## Required work
Among the lines below, which ones contain the word "btzh"? Copy every such line.

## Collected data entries

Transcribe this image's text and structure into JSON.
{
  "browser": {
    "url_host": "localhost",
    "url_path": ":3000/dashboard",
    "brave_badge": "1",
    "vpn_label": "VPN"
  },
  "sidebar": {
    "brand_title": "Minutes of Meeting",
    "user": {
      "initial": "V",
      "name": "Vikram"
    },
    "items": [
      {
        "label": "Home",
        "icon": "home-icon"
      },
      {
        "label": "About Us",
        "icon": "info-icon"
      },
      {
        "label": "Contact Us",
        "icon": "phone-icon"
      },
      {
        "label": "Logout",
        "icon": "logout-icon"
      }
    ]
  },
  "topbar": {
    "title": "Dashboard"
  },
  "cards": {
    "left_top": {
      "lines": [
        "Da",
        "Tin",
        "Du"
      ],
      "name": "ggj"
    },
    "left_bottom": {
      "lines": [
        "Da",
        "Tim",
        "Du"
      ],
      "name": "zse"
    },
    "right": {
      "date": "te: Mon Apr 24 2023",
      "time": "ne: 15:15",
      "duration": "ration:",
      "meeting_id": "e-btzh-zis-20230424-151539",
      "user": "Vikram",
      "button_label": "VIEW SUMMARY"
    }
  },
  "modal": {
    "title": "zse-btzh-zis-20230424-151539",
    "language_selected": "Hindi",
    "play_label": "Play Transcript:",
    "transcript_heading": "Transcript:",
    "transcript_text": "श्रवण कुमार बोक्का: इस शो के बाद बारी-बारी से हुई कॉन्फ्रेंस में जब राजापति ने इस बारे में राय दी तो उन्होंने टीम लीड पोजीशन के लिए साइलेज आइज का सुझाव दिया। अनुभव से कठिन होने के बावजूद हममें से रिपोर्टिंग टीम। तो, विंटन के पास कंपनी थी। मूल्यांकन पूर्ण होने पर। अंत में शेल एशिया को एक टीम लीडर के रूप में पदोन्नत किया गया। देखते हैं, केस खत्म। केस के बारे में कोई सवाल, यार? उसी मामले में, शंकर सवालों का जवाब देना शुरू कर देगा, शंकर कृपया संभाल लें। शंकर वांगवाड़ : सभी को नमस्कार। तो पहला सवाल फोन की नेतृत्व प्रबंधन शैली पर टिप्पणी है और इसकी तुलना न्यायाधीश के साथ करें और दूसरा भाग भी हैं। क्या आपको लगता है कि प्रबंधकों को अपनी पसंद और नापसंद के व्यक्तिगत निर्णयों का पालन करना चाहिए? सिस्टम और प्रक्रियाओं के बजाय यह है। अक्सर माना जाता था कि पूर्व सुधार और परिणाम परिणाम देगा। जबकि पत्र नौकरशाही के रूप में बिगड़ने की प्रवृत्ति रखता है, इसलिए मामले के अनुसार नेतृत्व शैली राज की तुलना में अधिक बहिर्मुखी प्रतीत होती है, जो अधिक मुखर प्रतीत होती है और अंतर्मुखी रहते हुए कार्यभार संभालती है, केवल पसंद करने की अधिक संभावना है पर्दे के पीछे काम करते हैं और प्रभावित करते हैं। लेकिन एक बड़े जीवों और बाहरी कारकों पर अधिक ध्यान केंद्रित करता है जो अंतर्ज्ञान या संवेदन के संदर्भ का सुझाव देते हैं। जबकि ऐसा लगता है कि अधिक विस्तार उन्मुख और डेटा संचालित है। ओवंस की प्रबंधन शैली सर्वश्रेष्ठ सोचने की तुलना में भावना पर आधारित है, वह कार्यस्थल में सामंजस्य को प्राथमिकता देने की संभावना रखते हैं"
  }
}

## Task output
      "meeting_id": "e-btzh-zis-20230424-151539",
    "title": "zse-btzh-zis-20230424-151539",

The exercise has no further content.